#### Task prompt:
Copy out, from the entries below, each line holding the string "countries".

Top of Exercise data

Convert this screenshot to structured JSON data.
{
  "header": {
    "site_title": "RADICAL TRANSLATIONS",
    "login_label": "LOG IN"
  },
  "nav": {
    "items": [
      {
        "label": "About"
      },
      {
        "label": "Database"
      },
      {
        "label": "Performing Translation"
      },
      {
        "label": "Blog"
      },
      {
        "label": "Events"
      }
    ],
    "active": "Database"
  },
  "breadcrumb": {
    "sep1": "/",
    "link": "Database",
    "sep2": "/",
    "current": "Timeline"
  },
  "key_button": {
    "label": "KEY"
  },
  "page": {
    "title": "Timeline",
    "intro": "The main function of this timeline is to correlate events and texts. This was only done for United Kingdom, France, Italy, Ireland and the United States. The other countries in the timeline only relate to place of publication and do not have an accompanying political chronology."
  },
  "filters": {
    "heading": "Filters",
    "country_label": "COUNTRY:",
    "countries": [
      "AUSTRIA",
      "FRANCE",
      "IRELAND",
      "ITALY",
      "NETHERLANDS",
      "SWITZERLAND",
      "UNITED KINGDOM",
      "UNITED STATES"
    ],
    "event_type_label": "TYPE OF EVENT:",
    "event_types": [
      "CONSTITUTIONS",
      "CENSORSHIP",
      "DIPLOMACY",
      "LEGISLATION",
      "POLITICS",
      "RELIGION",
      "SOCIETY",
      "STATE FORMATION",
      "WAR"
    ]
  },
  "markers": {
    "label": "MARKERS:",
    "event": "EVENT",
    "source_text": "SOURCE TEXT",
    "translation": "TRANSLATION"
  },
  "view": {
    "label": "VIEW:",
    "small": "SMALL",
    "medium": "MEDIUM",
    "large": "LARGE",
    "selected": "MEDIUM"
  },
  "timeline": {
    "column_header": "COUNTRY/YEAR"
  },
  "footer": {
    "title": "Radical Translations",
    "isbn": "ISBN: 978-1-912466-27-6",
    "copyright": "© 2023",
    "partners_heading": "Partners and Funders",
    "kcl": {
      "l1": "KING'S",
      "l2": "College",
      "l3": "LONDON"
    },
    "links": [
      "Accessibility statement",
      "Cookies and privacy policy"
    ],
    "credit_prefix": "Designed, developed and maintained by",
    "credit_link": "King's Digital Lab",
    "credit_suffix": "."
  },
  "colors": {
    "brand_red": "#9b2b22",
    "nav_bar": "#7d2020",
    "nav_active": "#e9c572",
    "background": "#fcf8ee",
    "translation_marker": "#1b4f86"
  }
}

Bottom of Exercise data

#### Exercise result:
    "intro": "The main function of this timeline is to correlate events and texts. This was only done for United Kingdom, France, Italy, Ireland and the United States. The other countries in the timeline only relate to place of publication and do not have an accompanying political chronology."
    "countries": [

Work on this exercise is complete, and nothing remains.